Madonna, a lingerie store at Mahalaxmi, sometimes displayed fluorescent underthings that were one feather too tacky even if you were aiming for stripper style. The shopowners claimed they sourced them from Bangkok, but some of them looked like they were home-made by bored aunties—an edgier home industry compared to pickles and papad. These creations were stuffed into large plastic boxes, labelled by size and stocked next to long block-printed nightgowns and full-length “slips”.
After Madonna opened shop, Lady Care, an existing store a few doors down, also began sexifying its window. It seemed like a competition of sorts, but it couldn’t keep up with Madonna. Today, when a Tata Indicom outlet is to open in Madonna’s place, Lady Care is back to what it does best—boring nightgowns and fuddy bras.
There was one creation that was in Madonna’s window for months—a string bikini bra with furry round cups and a matching thong. It came in many colours, looked like it was made out of a recycled soft toy, but sold out as soon as it was in, the salesman told us. It created a furore when the tourist buses brought sightseers from small towns to the Mahalaxmi temple next door. They gawped and held up traffic, but they couldn’t be blamed, really. It was a sight worth gawping at.
Here, the pain of rummaging through a box of over-padded, badly fitting bras for a good half-hour was always eased by the fun of parrot green feather boas flapping about or discovering a G-string with sequinned embroidered lips. Equally entertaining was listening to the advice sales staff gave women who were stupid enough to ask for it. My all-time favourite is the definition I once heard of a push-up bra, which pegged it as a heavily padded bra that should be one size smaller than your regular cup size, to give the desired boosting effect.
It didn’t help reading about a Japanese bra that was designed to keep the wearer warm in winter, as the country was trying to save on energy costs, or the Hong Kong university that’s offering a degree in bra studies. There have also been inventions such as an instant-release bra clasp, an inflatable push-up bra, a bra with detachable straps that can be removed without taking your top off and an electromagnetic piece that claims to perk up droopy breasts. We weren’t even asking for any such avant-garde rocket science, just a simple, good bra. Or maybe a balconette with lace cups. But that was the extent of our demands.
Now, in the 100th year of the bra, we finally have salvation. There are stores in Mumbai where balconette, demi-cup and push-up are not terms the sales staff have never heard before. Here lace looks like lace, satin like satin and thongs are as tantalizing as Ditta Von Teese or vanilla like Gwyneth Paltrow. Dalbir Bains moved here from the UK and brought Rigby & Peller, Lejaby and Calvin Klein to her Juhu store Boudoir London. There, you can get a simple T-shirt bra that actually has no seams, or a fancy piece that can make you feel like the Juhu counterpart of Adriana at a Victoria’s Secret show. And if Bains is to be believed, everyone—even hefty homemakers—want to look Lima-like.
Canadian brand La Senza made lingerie shopping as easy as getting candy—and as colourful.
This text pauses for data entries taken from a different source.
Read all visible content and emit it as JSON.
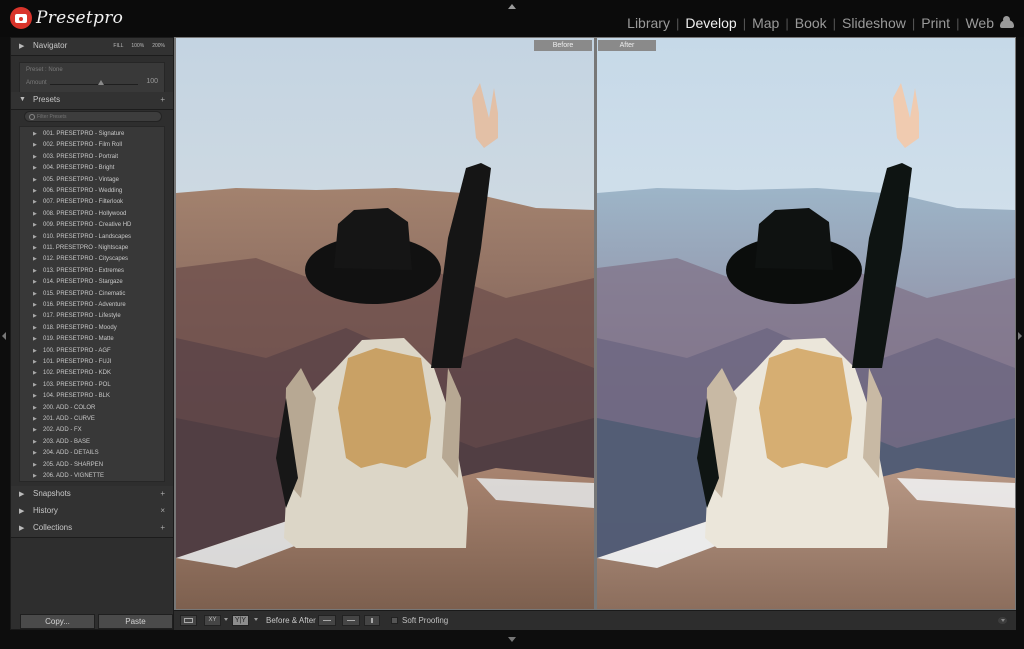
{
  "app": {
    "logo_text": "Presetpro",
    "logo_icon": "camera-icon"
  },
  "modules": [
    {
      "label": "Library",
      "active": false
    },
    {
      "label": "Develop",
      "active": true
    },
    {
      "label": "Map",
      "active": false
    },
    {
      "label": "Book",
      "active": false
    },
    {
      "label": "Slideshow",
      "active": false
    },
    {
      "label": "Print",
      "active": false
    },
    {
      "label": "Web",
      "active": false
    }
  ],
  "module_separator": "|",
  "navigator": {
    "title": "Navigator",
    "options": [
      "FILL",
      "100%",
      "200%"
    ],
    "preset_label": "Preset : None",
    "amount_label": "Amount",
    "amount_value": "100",
    "amount_fraction": 0.58
  },
  "presets": {
    "title": "Presets",
    "add_symbol": "+",
    "search_placeholder": "Filter Presets",
    "items": [
      "001. PRESETPRO - Signature",
      "002. PRESETPRO - Film Roll",
      "003. PRESETPRO - Portrait",
      "004. PRESETPRO - Bright",
      "005. PRESETPRO - Vintage",
      "006. PRESETPRO - Wedding",
      "007. PRESETPRO - Filterlook",
      "008. PRESETPRO - Hollywood",
      "009. PRESETPRO - Creative HD",
      "010. PRESETPRO - Landscapes",
      "011. PRESETPRO - Nightscape",
      "012. PRESETPRO - Cityscapes",
      "013. PRESETPRO - Extremes",
      "014. PRESETPRO - Stargaze",
      "015. PRESETPRO - Cinematic",
      "016. PRESETPRO - Adventure",
      "017. PRESETPRO - Lifestyle",
      "018. PRESETPRO - Moody",
      "019. PRESETPRO - Matte",
      "100. PRESETPRO - AGF",
      "101. PRESETPRO - FUJI",
      "102. PRESETPRO - KDK",
      "103. PRESETPRO - POL",
      "104. PRESETPRO - BLK",
      "200. ADD - COLOR",
      "201. ADD - CURVE",
      "202. ADD - FX",
      "203. ADD - BASE",
      "204. ADD - DETAILS",
      "205. ADD - SHARPEN",
      "206. ADD - VIGNETTE"
    ]
  },
  "snapshots": {
    "title": "Snapshots",
    "action": "+"
  },
  "history": {
    "title": "History",
    "action": "×"
  },
  "collections": {
    "title": "Collections",
    "action": "+"
  },
  "buttons": {
    "copy": "Copy...",
    "paste": "Paste"
  },
  "compare": {
    "before_label": "Before",
    "after_label": "After"
  },
  "toolbar": {
    "xy_label": "XY",
    "yy_label": "Y|Y",
    "before_after_label": "Before & After :",
    "soft_proofing_label": "Soft Proofing"
  },
  "colors": {
    "background": "#0d0d0d",
    "panel": "#2e2e2e",
    "active_module": "#f0f0f0",
    "inactive_module": "#9a9a9a",
    "logo_red": "#d9342b"
  }
}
It’s actually easy to find a thinly padded, underwired bra (with or without seams), or an elegant push-up. It’s both—a good bet for daily wear and the place to get bras you can wear with any kind of outfit. But this month, big momma arrives—La Perla, the luxury Italian lingerie and swimwear biggie, opens its first store in India. Bra shopping will never be the same, but all its erstwhile customers will always smile when they think of the feather boas at Madonna.